In late 2006 the city administration announced plans to transfer the tombs of Stepan Bandera, Yevhen Konovalets, Andriy Melnyk and other key leaders of OUN/UPA to a new area of the cemetery dedicated to the Ukrainian national liberation struggle.
Since the city for centuries used to be a centre of Polish culture, there are numerous famous Poles buried there. Among them are:
- Roman Abraham, general
- Stefan Banach, mathematician
- Wladyslaw Belza (pl), writer
- Benedykt Dybowski, soldier, adventurer, ethnologist and biologist
- Mieczysław Garsztka, polish aviator
- Mieczysław Gębarowicz (pl), historian
- Franciszek Ksawery Godebski, historian
- Zygmunt Gorgolewski, architect, author of the Lwów Opera
- Seweryn Goszczyński, poet
- Artur Grottger, artist
- Jan Nepomucen Kamiński (pl), founder of the first theatre in Lwów
- Wojciech Kętrzyński, historian and name-sake of the city of Kętrzyn
- Maria Konopnicka, writer
- Juliusz Konstanty Ordon, officer
- Ludwik Rydygier, surgeon
- Franciszek Stefczyk (pl), cooperative activist
- Karol Szajnocha, historian
- Gabriela Zapolska, writer
Among the notable Ukrainians buried there are:
- Oleksander Barvinsky, academician, politician.
- Vasyl Barvinsky, impressionist composer
- Roman Bezpalkiv, Ukrainian painter
- Ivan Franko, poet and reformer of the Ukrainian language
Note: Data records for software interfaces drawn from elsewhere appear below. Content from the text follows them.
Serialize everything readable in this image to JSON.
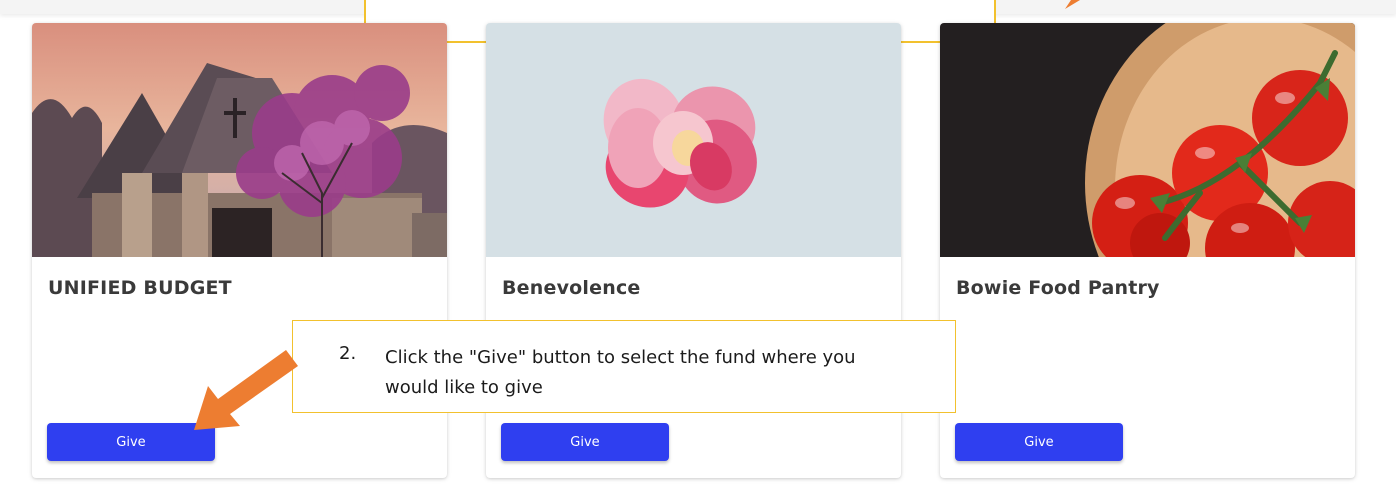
{
  "funds": [
    {
      "title": "UNIFIED BUDGET",
      "button_label": "Give",
      "image_icon": "church-photo"
    },
    {
      "title": "Benevolence",
      "button_label": "Give",
      "image_icon": "flower-photo"
    },
    {
      "title": "Bowie Food Pantry",
      "button_label": "Give",
      "image_icon": "tomatoes-photo"
    }
  ],
  "callout": {
    "number": "2.",
    "text": "Click the \"Give\" button to select the fund where you would like to give"
  },
  "colors": {
    "button": "#2f3ff0",
    "callout_border": "#f2c12e",
    "arrow": "#ed7d31"
  }
}
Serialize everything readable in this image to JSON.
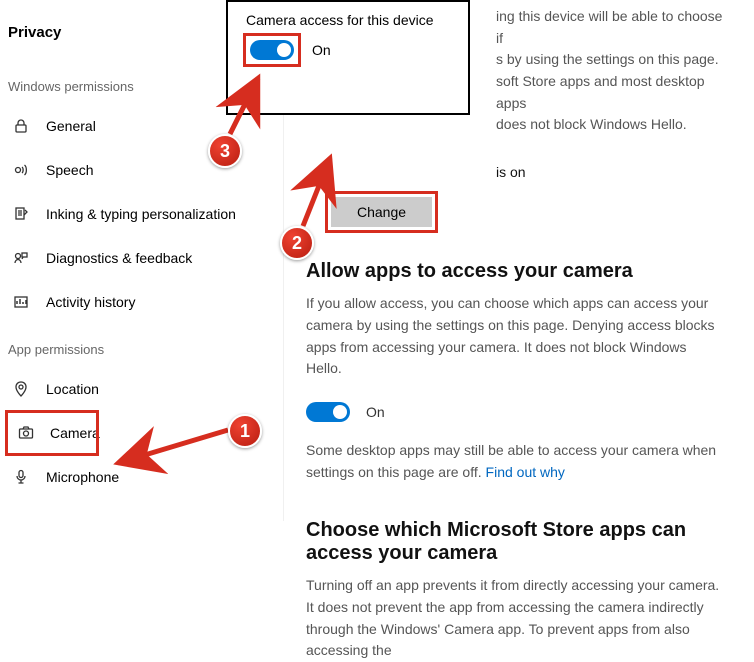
{
  "sidebar": {
    "title": "Privacy",
    "section_windows": "Windows permissions",
    "section_app": "App permissions",
    "items": {
      "general": "General",
      "speech": "Speech",
      "inking": "Inking & typing personalization",
      "diagnostics": "Diagnostics & feedback",
      "activity": "Activity history",
      "location": "Location",
      "camera": "Camera",
      "microphone": "Microphone"
    }
  },
  "popup": {
    "title": "Camera access for this device",
    "state": "On"
  },
  "content": {
    "partial_l1": "ing this device will be able to choose if",
    "partial_l2": "s by using the settings on this page.",
    "partial_l3": "soft Store apps and most desktop apps",
    "partial_l4": "does not block Windows Hello.",
    "status_suffix": "is on",
    "change": "Change",
    "allow_heading": "Allow apps to access your camera",
    "allow_desc": "If you allow access, you can choose which apps can access your camera by using the settings on this page. Denying access blocks apps from accessing your camera. It does not block Windows Hello.",
    "toggle_label": "On",
    "desktop_note_a": "Some desktop apps may still be able to access your camera when settings on this page are off. ",
    "desktop_note_link": "Find out why",
    "choose_heading": "Choose which Microsoft Store apps can access your camera",
    "choose_desc": "Turning off an app prevents it from directly accessing your camera. It does not prevent the app from accessing the camera indirectly through the Windows' Camera app. To prevent apps from also accessing the"
  },
  "badges": {
    "one": "1",
    "two": "2",
    "three": "3"
  }
}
- Jacques Hnizdovsky, painter, printmaker, sculptor, bookplate designer and illustrator of numerous books, both in Ukrainian and English
- Volodymyr Ivasyuk, composer
- Mikhail Kobrin (uk), theologian
- Solomiya Krushelnytska, soprano opera star
- Stanyslav Lyudkevych, composer
- Oleksander Ohonovsky, lawyer, civic leader
- Markiyan Shashkevych, poet
- Oleksandr Tysowskyj (alternately Alexander Tysovsky), founder of Ukrainian Scouting
- Anatole Vakhnianyn, composer and leading cultural figure
- Iryna Vilde (Polotniuk), Ukrainian writer
- Borys Voznytsky, hero of Ukraine, academician, director of the Lviv National Gallery
There are also numerous parts of the cemetery in which veterans of most wars of 19th and 20th centuries are buried, including the quarters of veterans of:
- January Uprising
- Lwów Eagles (Cemetery of the Defenders of Lwów, reopened on 24 June 2005)
- November Uprising
- Polish Defensive War
- Polish-Bolshevik War
- Polish-Ukrainian War
- Victims of the NKVD
- World War I
- World War II
|Wikimedia Commons has media related to:|
- Detailed history of the Cemetery (Polish)
- Pictures of the Cemetery. 288 photo. V.Yashchuk
- Pictures of the Cemetery (Polish)
- More pictures of the Cemetery (captions in Polish)
- Pictures of Defenders of Lwów Cemetery (Polish)
- Lychakivskiy Cemetery on city plan: F-9; Inter-war cemetery list, p. 23, Plan Lwowa, W. Horbay, 1938 (in Polish; reprinted Wrocław, 1986).
- Review of Cemetery as tourist attraction